A pilot-training organisation banished from Queenstown Airport is set to fly again – in Kingston.
The long-established Wakatipu Aero Club has been fighting for its survival since Queenstown Airport Corporation (QAC) unexpectedly cancelled its lease in 2015 on the grounds it needs the space.
Yesterday, however, QAC signed a contribution deed with the club. That’s given it the financial clout to start operating again, this time from a 1000-metre-long grass airstrip, 2.2km south of Kingston.
QAC originally offered financial assistance in 2015, but the package wasn’t feasible for the club.
As a result, it had to let its two flying instructors go, return six leased aircraft to their owners and lose its 45-year-old club rooms.
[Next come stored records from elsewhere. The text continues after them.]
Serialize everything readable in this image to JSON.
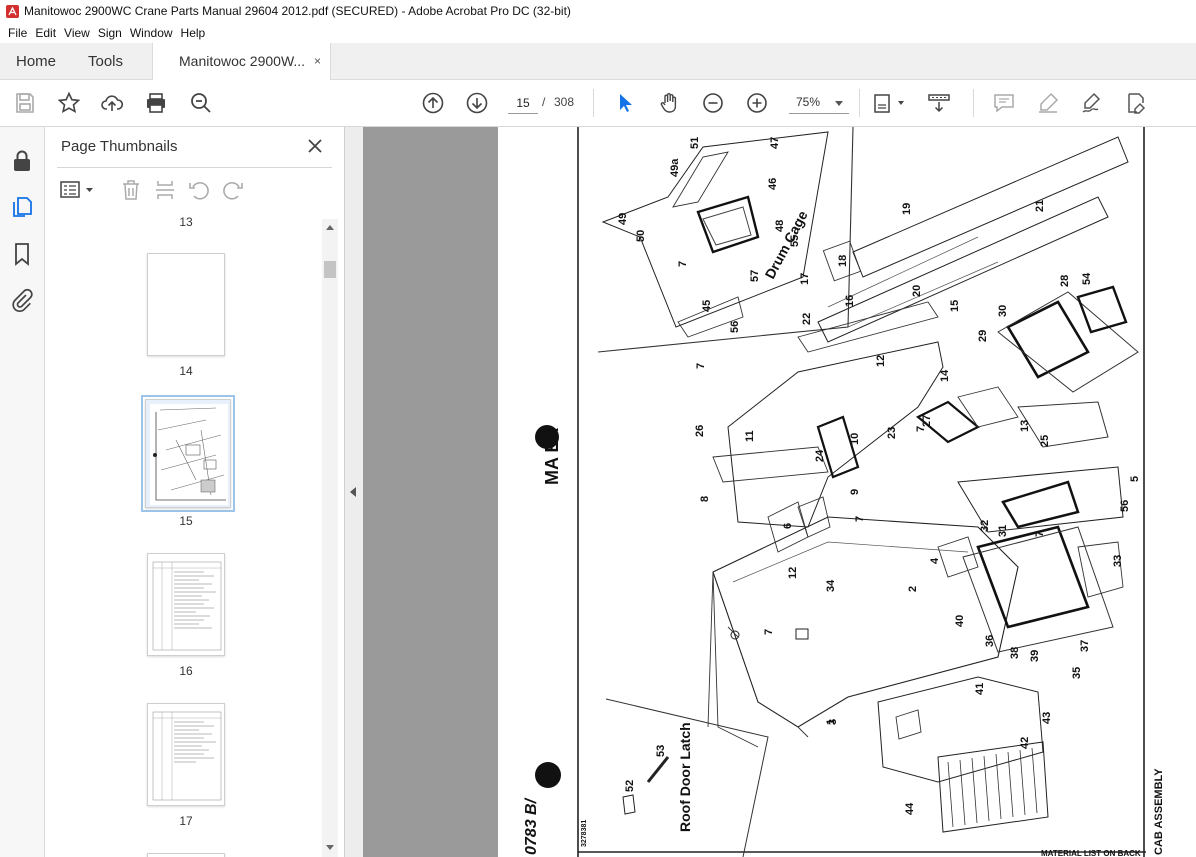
{
  "window": {
    "title": "Manitowoc 2900WC Crane Parts Manual 29604 2012.pdf (SECURED) - Adobe Acrobat Pro DC (32-bit)"
  },
  "menu": [
    "File",
    "Edit",
    "View",
    "Sign",
    "Window",
    "Help"
  ],
  "tabs": {
    "home": "Home",
    "tools": "Tools",
    "document": "Manitowoc 2900W...",
    "close_glyph": "×"
  },
  "toolbar": {
    "current_page": "15",
    "separator": "/",
    "total_pages": "308",
    "zoom": "75%"
  },
  "panel": {
    "title": "Page Thumbnails",
    "thumbnails": [
      {
        "label": "13"
      },
      {
        "label": "14"
      },
      {
        "label": "15",
        "selected": true
      },
      {
        "label": "16"
      },
      {
        "label": "17"
      }
    ]
  },
  "drawing": {
    "labels": {
      "drum_cage": "Drum Cage",
      "roof_door_latch": "Roof Door Latch",
      "brand": "MA  ER",
      "cab_assembly": "CAB ASSEMBLY",
      "material_list": "MATERIAL LIST ON BACK",
      "drawing_no": "0783 B/",
      "serial": "3278381"
    },
    "part_numbers": [
      "51",
      "49a",
      "47",
      "46",
      "49",
      "50",
      "48",
      "55",
      "7",
      "18",
      "17",
      "19",
      "21",
      "16",
      "20",
      "15",
      "22",
      "45",
      "57",
      "56",
      "54",
      "30",
      "29",
      "28",
      "7",
      "12",
      "14",
      "27",
      "26",
      "11",
      "10",
      "7",
      "23",
      "13",
      "25",
      "24",
      "8",
      "9",
      "7",
      "6",
      "5",
      "56",
      "31",
      "32",
      "7",
      "12",
      "4",
      "33",
      "34",
      "2",
      "40",
      "39",
      "38",
      "37",
      "35",
      "36",
      "7",
      "3",
      "41",
      "43",
      "42",
      "1",
      "44",
      "53",
      "52"
    ]
  },
  "colors": {
    "accent_blue": "#1473e6",
    "doc_background": "#9a9a9a",
    "selected_outline": "#9cc4e8"
  }
}
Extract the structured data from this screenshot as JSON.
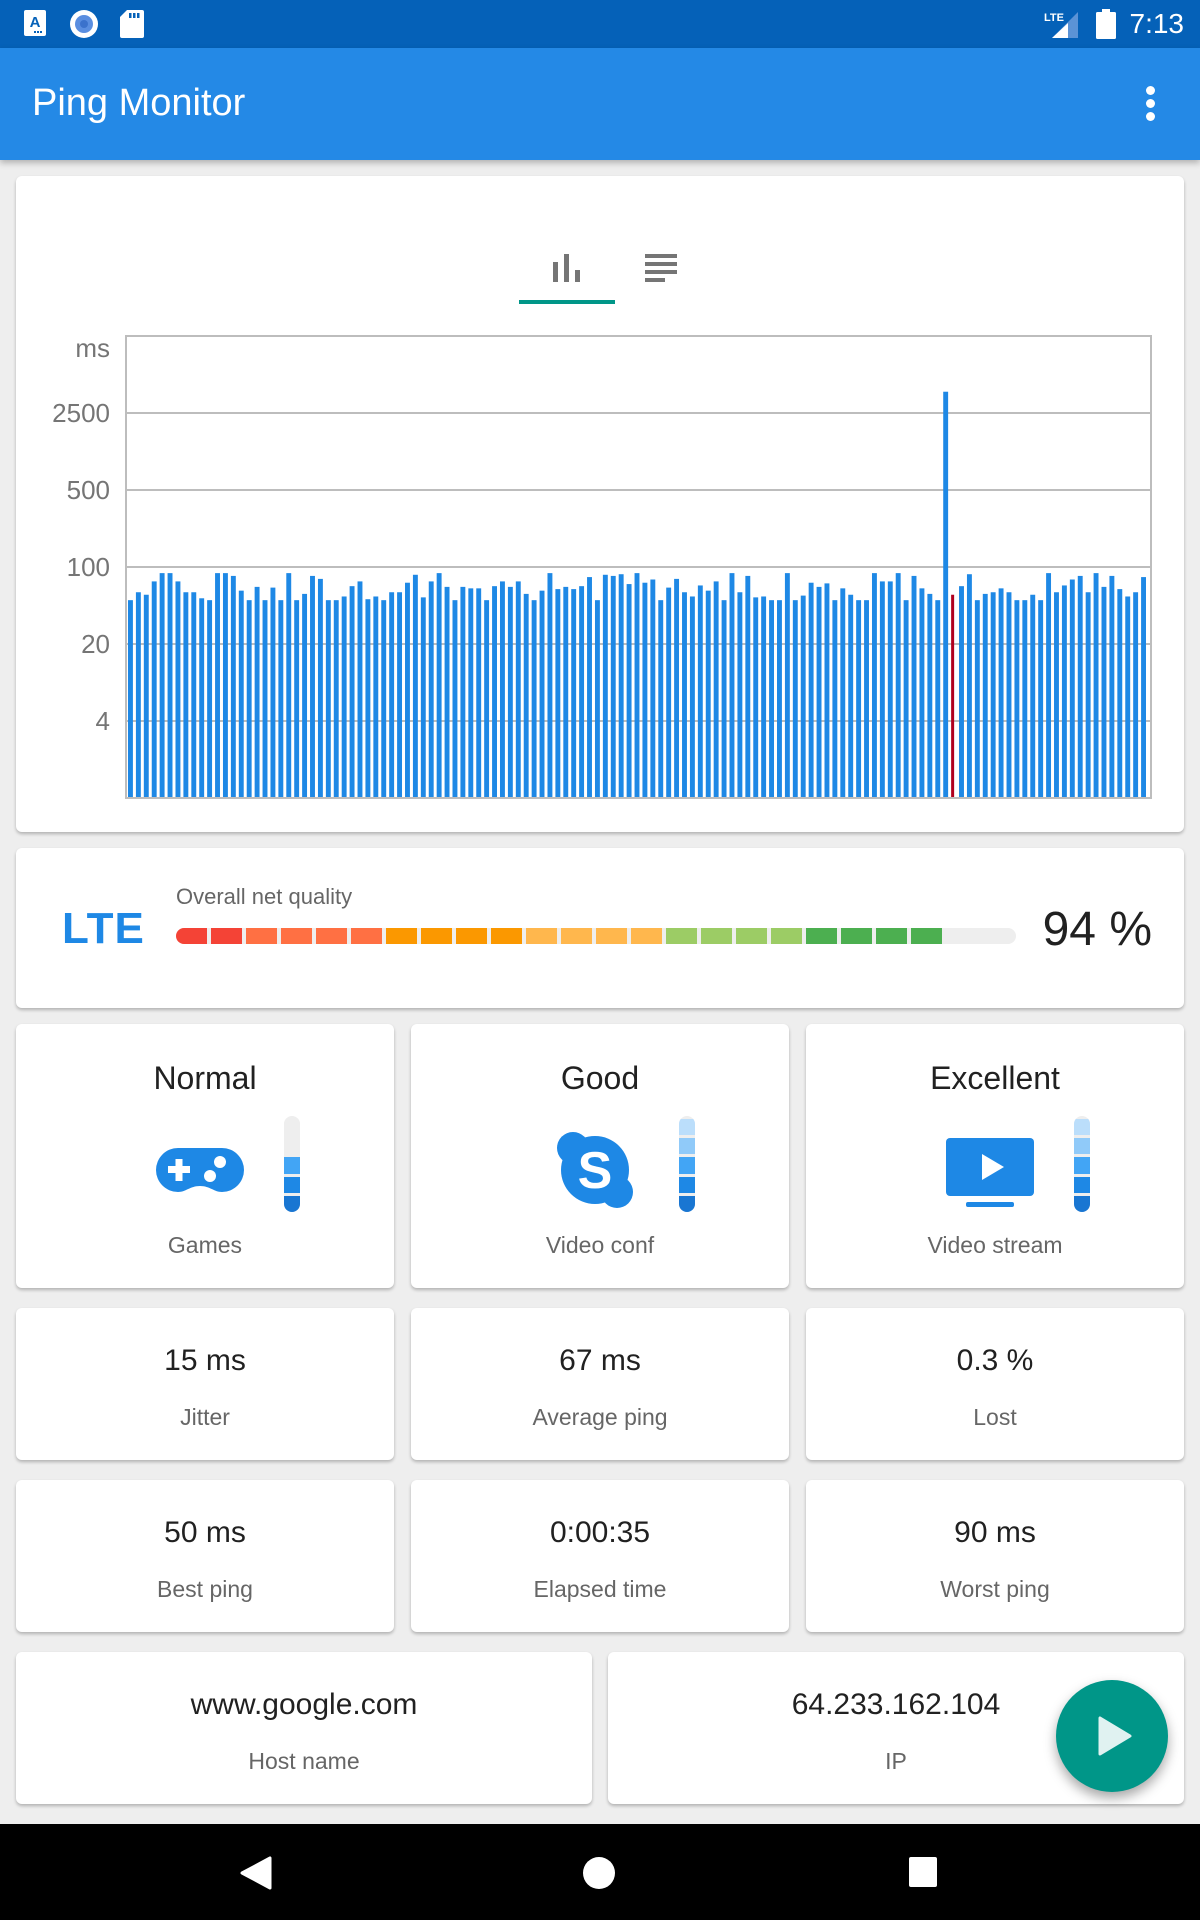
{
  "status_bar": {
    "time": "7:13",
    "left_icons": [
      "keyboard-a-icon",
      "record-icon",
      "sd-card-icon"
    ],
    "right_icons": [
      "lte-signal-icon",
      "battery-icon"
    ],
    "network": "LTE"
  },
  "app_bar": {
    "title": "Ping Monitor",
    "menu_icon": "more-vert-icon"
  },
  "chart_tabs": [
    {
      "icon": "bar-chart-icon",
      "selected": true
    },
    {
      "icon": "list-icon",
      "selected": false
    }
  ],
  "colors": {
    "primary": "#2489e6",
    "primary_dark": "#0561b8",
    "accent": "#009688",
    "bar": "#1e88e5",
    "lost_bar": "#b0001e"
  },
  "chart_data": {
    "type": "bar",
    "title": "",
    "xlabel": "",
    "ylabel": "ms",
    "y_scale": "log",
    "y_ticks": [
      4,
      20,
      100,
      500,
      2500
    ],
    "y_tick_labels": [
      "4",
      "20",
      "100",
      "500",
      "2500"
    ],
    "ylim": [
      0.8,
      12500
    ],
    "grid": true,
    "series": [
      {
        "name": "ping",
        "values": [
          50,
          59,
          56,
          74,
          88,
          88,
          74,
          59,
          59,
          52,
          50,
          88,
          88,
          83,
          61,
          50,
          66,
          50,
          65,
          50,
          88,
          50,
          57,
          83,
          78,
          50,
          50,
          54,
          67,
          74,
          51,
          54,
          50,
          59,
          59,
          72,
          85,
          53,
          74,
          88,
          66,
          50,
          66,
          64,
          64,
          50,
          67,
          74,
          66,
          74,
          57,
          50,
          61,
          88,
          63,
          66,
          63,
          67,
          81,
          50,
          85,
          83,
          86,
          70,
          88,
          72,
          77,
          50,
          65,
          78,
          59,
          54,
          68,
          61,
          74,
          50,
          88,
          59,
          83,
          53,
          54,
          50,
          50,
          88,
          50,
          55,
          72,
          66,
          71,
          50,
          64,
          56,
          50,
          50,
          88,
          74,
          74,
          88,
          50,
          83,
          64,
          57,
          50,
          3900,
          56,
          67,
          86,
          50,
          57,
          59,
          64,
          59,
          50,
          50,
          56,
          50,
          88,
          59,
          68,
          77,
          83,
          59,
          88,
          66,
          83,
          63,
          54,
          59,
          81
        ],
        "lost_index": 104
      }
    ]
  },
  "quality": {
    "network_type": "LTE",
    "label": "Overall net quality",
    "percent_value": 94,
    "percent_text": "94 %",
    "segments_total": 24,
    "segment_colors": [
      "#f44336",
      "#f44336",
      "#ff7043",
      "#ff7043",
      "#ff7043",
      "#ff7043",
      "#fb9800",
      "#fb9800",
      "#fb9800",
      "#fb9800",
      "#ffb74d",
      "#ffb74d",
      "#ffb74d",
      "#ffb74d",
      "#9ccc65",
      "#9ccc65",
      "#9ccc65",
      "#9ccc65",
      "#4caf50",
      "#4caf50",
      "#4caf50",
      "#4caf50"
    ]
  },
  "apps": [
    {
      "level": "Normal",
      "name": "Games",
      "icon": "gamepad-icon",
      "meter_filled": 3,
      "meter_total": 5
    },
    {
      "level": "Good",
      "name": "Video conf",
      "icon": "skype-icon",
      "meter_filled": 5,
      "meter_total": 5
    },
    {
      "level": "Excellent",
      "name": "Video stream",
      "icon": "tv-play-icon",
      "meter_filled": 5,
      "meter_total": 5
    }
  ],
  "meter_colors": [
    "#1976d2",
    "#1e88e5",
    "#42a5f5",
    "#90caf9",
    "#bbdefb"
  ],
  "stats": [
    {
      "value": "15 ms",
      "label": "Jitter"
    },
    {
      "value": "67 ms",
      "label": "Average ping"
    },
    {
      "value": "0.3 %",
      "label": "Lost"
    },
    {
      "value": "50 ms",
      "label": "Best ping"
    },
    {
      "value": "0:00:35",
      "label": "Elapsed time"
    },
    {
      "value": "90 ms",
      "label": "Worst ping"
    }
  ],
  "host": {
    "value": "www.google.com",
    "label": "Host name"
  },
  "ip": {
    "value": "64.233.162.104",
    "label": "IP"
  },
  "fab": {
    "icon": "play-icon"
  },
  "nav_bar": {
    "buttons": [
      "back-icon",
      "home-icon",
      "recents-icon"
    ]
  }
}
“We were probably knocked back about two decades,” president Adrian Snow says.
“I think it’s been a loss to Queenstown at perhaps the airport’s busiest period of demand for pilots.
“It’s had to draw on pilots from around the country and around the world and not Queenstown itself.”
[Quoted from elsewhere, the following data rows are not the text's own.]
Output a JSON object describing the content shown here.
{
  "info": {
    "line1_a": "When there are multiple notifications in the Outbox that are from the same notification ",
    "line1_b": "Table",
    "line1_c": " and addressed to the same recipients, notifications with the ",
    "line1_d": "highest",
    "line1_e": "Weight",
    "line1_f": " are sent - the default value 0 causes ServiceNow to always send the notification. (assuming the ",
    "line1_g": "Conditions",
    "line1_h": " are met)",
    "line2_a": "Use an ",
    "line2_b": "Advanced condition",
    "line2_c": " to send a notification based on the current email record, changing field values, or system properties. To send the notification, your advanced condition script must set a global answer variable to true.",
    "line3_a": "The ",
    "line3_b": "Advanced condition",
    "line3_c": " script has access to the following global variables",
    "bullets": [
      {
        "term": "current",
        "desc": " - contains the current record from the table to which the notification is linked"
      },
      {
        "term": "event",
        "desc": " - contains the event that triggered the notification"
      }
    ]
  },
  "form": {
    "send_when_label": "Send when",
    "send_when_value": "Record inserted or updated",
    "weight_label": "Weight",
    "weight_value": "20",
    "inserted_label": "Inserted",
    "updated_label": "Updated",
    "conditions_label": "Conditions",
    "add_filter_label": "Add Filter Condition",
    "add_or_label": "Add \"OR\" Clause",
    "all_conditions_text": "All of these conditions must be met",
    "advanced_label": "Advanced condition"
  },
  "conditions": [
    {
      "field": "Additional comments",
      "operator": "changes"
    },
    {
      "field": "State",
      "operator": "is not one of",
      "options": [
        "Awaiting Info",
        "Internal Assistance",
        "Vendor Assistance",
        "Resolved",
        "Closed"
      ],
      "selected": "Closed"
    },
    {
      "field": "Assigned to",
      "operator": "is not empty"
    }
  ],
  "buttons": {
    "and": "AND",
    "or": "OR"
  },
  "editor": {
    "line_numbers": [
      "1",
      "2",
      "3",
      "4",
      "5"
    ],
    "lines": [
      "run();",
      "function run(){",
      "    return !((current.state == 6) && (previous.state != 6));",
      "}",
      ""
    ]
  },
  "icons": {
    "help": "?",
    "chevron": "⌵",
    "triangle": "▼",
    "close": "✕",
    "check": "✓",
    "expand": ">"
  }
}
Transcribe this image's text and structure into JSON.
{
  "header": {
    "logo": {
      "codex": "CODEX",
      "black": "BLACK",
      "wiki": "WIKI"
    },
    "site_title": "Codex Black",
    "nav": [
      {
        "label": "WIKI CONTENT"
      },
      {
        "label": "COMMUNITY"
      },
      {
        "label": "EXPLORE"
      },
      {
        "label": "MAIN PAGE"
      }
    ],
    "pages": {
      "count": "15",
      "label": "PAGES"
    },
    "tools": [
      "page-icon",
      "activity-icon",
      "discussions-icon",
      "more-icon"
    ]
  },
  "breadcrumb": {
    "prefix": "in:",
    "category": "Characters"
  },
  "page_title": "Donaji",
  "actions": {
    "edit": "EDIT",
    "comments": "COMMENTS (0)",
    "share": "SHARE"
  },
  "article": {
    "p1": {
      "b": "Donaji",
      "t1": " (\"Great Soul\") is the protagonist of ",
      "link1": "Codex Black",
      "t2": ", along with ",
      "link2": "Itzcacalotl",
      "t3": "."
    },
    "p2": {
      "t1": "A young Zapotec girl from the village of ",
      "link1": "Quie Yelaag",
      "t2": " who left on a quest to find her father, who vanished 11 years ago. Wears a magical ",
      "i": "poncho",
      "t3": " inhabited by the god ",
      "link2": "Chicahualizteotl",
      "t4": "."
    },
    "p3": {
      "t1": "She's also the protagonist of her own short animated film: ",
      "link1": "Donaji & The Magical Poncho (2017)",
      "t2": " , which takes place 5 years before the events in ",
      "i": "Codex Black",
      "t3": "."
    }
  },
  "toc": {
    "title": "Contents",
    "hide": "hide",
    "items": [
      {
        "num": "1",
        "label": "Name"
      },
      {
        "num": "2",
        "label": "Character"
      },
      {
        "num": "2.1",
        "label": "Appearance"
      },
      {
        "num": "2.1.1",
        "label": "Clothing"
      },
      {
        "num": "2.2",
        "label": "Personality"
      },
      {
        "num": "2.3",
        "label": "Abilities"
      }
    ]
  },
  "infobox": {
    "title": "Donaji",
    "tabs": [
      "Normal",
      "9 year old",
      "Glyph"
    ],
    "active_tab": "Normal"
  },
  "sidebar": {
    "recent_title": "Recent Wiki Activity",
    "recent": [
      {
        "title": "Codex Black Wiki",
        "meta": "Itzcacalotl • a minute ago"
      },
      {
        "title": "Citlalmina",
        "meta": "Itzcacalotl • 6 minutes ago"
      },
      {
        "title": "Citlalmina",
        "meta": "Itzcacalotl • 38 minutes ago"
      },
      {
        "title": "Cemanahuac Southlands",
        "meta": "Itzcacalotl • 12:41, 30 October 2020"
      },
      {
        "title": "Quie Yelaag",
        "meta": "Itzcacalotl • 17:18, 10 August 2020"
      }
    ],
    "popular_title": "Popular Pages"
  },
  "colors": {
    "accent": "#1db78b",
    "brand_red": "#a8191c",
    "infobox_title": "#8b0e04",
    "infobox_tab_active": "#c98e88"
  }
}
The aero club was also highly-regarded nationally for its specialist mountain flying training.
Snow says his members determined the club should remain in the Wakatipu Basin – “that’s what they founded it for”.
He was delighted when Kingston Station owner Tim Taylor offered the use of his newly-formed, newly-consented grass airstrip.
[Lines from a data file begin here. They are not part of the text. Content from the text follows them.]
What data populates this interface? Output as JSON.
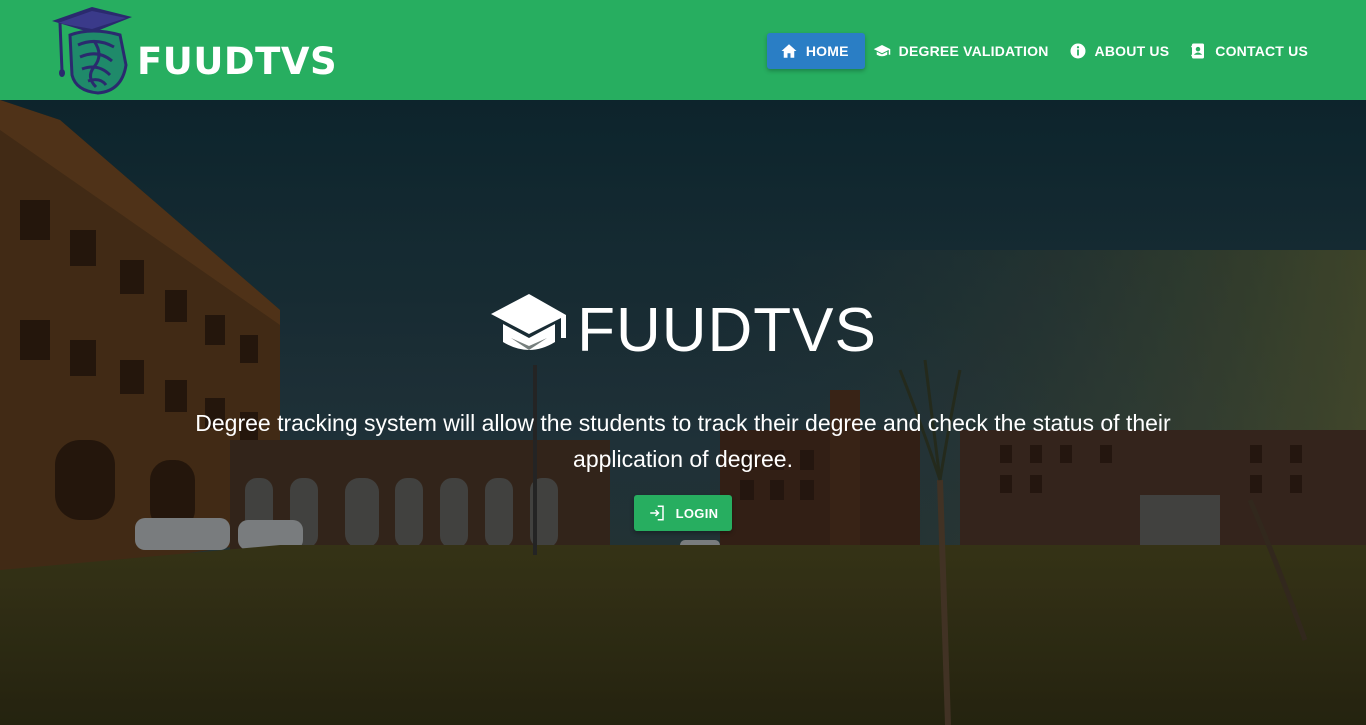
{
  "brand": {
    "name": "FUUDTVS",
    "logo_icon": "graduation-cap-logo"
  },
  "nav": {
    "items": [
      {
        "label": "HOME",
        "icon": "home-icon",
        "active": true
      },
      {
        "label": "DEGREE VALIDATION",
        "icon": "graduation-cap-icon",
        "active": false
      },
      {
        "label": "ABOUT US",
        "icon": "info-icon",
        "active": false
      },
      {
        "label": "CONTACT US",
        "icon": "contact-card-icon",
        "active": false
      }
    ]
  },
  "hero": {
    "title": "FUUDTVS",
    "title_icon": "graduation-cap-icon",
    "description": "Degree tracking system will allow the students to track their degree and check the status of their application of degree.",
    "login_label": "LOGIN",
    "login_icon": "login-icon"
  },
  "colors": {
    "header_bg": "#27ae60",
    "active_nav_bg": "#2a7ec5",
    "button_bg": "#27ae60",
    "text": "#ffffff",
    "logo_navy": "#2a2a6e"
  }
}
“It’s just outside [Queenstown’s] air traffic control zone which makes it easier for us to get into our training, and less expensive.”
Taylor’s also keen to build a hangar which the aero club would lease.
Snow says the club’s so far contracted one instructor – its former chief flying instructor Kerry Conner – and has two planes available for lease.
“I’d like to see Queenstown kids choosing aviation as a career, training here and going on to have their careers here.”
He pays special tribute to QAC boss Colin Keel for his cooperation.
“He removed restrictions that were previously put on its offer of assistance.”
Keel says: “It’s been a real privilege to work with Adrian and the team to see how we could bring this to life.
“We looked at various options.”
That didn’t include Queenstown Airport, with airspace getting busier.
Keel: “The great thing is that both ourselves and the aero club cast the net out and we thought about what was possible for them and what was great for their membership.
“At the end of the day, we really respect and value that proud aviation heritage, the passion for flying and the contribution to the region that the aero club has offered.
“And that’s very much what this is about – it’s providing a potential pathway for young flyers who may then go and be commercial pilots.”